Problem details:
Only the lines holding the string "Abondoned" are needed; copy each of them from the data.

Website and app data records:
○ ○ ○
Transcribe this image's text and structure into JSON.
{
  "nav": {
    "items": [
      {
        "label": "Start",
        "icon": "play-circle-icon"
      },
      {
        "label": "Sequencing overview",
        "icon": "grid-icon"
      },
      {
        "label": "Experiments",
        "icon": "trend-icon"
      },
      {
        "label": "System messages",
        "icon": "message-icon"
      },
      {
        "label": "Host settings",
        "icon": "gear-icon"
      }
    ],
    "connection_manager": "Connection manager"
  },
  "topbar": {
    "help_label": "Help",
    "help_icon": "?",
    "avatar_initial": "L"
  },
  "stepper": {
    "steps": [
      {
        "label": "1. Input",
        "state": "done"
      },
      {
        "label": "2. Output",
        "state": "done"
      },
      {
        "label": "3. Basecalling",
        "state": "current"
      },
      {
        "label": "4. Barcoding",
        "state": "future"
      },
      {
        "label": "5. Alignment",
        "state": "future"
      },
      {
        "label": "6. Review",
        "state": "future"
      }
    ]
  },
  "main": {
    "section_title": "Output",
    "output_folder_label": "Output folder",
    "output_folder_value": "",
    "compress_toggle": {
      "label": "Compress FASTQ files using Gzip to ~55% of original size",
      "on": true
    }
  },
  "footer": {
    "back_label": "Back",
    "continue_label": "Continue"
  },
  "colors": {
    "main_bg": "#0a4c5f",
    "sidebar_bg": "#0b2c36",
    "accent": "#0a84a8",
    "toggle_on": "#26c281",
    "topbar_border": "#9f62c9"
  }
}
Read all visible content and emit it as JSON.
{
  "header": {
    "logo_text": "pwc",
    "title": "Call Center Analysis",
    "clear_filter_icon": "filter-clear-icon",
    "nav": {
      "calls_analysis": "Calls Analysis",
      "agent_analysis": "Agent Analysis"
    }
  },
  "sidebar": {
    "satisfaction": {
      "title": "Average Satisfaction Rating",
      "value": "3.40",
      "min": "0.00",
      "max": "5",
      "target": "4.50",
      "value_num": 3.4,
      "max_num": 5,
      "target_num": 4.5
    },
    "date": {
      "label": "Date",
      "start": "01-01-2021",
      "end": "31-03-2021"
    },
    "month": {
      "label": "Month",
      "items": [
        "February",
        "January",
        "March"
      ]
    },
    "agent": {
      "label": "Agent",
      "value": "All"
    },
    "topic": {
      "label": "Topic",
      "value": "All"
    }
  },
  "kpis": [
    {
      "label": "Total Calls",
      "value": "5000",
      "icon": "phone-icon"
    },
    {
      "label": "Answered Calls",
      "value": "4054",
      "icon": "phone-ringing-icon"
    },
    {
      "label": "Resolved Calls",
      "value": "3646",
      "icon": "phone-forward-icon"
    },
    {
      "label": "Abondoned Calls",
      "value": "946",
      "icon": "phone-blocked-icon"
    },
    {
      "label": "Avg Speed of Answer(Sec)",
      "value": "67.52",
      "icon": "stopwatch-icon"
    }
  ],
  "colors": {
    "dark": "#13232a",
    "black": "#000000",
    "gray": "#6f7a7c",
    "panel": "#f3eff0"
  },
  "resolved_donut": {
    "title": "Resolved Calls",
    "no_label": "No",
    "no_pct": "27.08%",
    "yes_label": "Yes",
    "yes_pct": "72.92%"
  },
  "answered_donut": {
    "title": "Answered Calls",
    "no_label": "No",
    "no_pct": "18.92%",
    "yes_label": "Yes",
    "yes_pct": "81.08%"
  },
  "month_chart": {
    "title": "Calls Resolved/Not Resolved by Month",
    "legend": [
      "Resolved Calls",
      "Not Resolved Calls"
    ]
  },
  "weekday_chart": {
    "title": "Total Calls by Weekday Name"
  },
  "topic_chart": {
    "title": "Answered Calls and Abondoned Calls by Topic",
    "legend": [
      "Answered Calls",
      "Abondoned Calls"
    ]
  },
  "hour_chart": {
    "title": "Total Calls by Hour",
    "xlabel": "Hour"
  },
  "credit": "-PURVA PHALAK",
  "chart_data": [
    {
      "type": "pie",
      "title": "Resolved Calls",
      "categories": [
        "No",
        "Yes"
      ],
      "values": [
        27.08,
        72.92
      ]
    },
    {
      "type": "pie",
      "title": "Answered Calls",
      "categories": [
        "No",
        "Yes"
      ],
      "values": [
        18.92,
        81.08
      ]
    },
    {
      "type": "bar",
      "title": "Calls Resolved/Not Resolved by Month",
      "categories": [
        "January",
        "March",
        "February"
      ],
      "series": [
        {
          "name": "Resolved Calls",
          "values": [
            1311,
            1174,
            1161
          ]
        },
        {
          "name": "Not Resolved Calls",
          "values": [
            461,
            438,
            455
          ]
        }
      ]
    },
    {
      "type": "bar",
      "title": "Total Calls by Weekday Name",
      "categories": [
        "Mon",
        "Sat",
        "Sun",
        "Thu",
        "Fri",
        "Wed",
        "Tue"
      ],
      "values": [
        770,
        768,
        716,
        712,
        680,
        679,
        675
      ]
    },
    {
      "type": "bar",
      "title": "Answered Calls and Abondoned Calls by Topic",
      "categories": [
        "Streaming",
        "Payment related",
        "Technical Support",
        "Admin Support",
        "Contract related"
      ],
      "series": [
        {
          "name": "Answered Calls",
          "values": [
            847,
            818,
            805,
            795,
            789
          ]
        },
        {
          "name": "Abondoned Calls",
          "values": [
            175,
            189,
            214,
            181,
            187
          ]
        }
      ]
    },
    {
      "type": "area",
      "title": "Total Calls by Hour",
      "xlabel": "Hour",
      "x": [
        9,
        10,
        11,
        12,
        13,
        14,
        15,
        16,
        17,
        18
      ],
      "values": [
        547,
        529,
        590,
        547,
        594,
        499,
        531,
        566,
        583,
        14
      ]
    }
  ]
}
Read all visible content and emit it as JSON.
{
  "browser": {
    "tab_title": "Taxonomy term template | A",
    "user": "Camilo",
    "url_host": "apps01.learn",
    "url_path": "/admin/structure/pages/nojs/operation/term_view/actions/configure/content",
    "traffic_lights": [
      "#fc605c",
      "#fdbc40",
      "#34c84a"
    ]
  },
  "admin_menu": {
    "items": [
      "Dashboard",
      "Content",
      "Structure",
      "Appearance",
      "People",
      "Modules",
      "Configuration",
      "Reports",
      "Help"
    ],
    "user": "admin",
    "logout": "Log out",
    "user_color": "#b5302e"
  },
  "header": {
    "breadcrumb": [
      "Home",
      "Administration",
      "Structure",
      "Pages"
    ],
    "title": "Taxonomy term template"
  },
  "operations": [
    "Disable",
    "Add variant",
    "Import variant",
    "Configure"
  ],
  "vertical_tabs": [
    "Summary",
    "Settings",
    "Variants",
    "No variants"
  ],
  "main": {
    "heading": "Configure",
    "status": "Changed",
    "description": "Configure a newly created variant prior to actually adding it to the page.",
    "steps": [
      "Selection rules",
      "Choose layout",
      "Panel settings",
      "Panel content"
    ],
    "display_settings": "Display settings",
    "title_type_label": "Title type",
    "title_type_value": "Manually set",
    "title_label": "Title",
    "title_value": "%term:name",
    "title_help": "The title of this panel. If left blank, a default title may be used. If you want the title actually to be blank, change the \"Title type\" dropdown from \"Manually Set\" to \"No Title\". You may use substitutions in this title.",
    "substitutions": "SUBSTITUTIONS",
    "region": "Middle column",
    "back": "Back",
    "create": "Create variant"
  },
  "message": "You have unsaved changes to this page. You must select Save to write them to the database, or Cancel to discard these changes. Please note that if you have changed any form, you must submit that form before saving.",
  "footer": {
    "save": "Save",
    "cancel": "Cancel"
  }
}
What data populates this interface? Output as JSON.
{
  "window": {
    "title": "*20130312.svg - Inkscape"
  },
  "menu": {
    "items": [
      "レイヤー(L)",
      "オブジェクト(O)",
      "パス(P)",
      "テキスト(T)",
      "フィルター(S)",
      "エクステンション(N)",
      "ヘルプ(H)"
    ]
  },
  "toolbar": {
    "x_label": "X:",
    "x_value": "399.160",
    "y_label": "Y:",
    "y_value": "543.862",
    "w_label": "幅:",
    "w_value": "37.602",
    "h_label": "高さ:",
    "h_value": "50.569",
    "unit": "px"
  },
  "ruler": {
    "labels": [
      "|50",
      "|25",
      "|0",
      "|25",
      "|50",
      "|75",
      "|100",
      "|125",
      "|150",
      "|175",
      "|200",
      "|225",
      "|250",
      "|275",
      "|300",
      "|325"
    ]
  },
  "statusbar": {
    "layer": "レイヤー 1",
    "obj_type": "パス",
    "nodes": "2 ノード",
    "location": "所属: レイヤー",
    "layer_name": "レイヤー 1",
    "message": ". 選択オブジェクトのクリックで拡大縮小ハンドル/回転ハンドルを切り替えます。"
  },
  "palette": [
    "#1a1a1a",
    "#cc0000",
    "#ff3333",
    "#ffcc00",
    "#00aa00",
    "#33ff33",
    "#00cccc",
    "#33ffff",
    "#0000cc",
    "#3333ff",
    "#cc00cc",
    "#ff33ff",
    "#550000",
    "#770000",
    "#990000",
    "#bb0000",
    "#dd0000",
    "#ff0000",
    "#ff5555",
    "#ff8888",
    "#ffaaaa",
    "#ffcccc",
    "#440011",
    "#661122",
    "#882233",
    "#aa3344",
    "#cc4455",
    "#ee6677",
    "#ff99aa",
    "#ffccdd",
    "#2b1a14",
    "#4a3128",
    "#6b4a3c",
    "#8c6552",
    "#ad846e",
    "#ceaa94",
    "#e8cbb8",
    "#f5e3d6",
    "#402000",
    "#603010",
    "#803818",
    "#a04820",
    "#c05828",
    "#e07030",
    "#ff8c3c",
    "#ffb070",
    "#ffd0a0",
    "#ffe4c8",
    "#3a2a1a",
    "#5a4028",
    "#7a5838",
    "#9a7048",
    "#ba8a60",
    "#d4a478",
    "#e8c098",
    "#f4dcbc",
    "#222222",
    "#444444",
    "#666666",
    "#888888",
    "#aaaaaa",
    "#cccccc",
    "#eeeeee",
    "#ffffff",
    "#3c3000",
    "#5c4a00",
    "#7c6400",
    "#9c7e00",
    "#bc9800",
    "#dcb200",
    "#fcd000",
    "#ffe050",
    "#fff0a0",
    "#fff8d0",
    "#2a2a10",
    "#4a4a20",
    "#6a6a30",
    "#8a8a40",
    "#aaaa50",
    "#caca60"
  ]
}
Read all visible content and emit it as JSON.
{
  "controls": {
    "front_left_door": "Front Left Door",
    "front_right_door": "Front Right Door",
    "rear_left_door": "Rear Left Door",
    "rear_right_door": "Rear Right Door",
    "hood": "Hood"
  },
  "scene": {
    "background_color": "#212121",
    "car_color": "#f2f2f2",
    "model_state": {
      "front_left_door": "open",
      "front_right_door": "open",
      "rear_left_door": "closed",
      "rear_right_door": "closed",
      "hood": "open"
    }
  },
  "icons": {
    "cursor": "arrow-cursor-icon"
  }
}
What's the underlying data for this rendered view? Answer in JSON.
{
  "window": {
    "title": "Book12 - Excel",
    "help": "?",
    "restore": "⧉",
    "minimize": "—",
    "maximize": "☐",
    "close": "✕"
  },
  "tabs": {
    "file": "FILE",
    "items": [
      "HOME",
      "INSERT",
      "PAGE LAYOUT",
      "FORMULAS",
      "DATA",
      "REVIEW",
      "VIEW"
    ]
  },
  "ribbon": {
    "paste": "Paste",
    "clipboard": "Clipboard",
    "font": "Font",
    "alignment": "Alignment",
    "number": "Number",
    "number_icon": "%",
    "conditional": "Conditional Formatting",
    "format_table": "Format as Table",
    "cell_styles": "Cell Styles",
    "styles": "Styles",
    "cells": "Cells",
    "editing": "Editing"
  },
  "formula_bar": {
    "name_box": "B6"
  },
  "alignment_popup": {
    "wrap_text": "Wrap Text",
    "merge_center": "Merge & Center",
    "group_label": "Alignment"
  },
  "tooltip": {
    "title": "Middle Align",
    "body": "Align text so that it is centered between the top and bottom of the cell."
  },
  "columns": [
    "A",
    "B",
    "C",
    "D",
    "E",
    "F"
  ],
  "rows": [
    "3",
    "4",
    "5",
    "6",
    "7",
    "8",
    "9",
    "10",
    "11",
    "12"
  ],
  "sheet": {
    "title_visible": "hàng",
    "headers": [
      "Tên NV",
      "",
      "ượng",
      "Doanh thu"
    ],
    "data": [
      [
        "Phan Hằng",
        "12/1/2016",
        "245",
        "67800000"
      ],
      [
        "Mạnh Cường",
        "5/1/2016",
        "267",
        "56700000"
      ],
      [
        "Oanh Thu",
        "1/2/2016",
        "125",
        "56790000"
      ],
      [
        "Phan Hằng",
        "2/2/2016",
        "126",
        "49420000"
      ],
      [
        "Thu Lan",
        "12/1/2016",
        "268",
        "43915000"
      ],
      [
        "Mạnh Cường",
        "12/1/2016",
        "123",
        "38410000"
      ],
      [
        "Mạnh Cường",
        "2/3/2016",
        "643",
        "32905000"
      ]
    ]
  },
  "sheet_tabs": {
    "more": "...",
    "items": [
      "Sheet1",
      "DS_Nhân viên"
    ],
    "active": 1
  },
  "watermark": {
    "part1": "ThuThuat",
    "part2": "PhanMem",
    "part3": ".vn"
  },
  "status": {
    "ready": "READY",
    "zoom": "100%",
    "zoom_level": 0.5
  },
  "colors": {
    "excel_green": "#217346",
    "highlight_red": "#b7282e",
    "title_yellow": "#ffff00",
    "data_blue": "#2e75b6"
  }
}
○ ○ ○
Expected output:
      "label": "Abondoned Calls",
    "title": "Answered Calls and Abondoned Calls by Topic",
      "Abondoned Calls"
      "title": "Answered Calls and Abondoned Calls by Topic",
          "name": "Abondoned Calls",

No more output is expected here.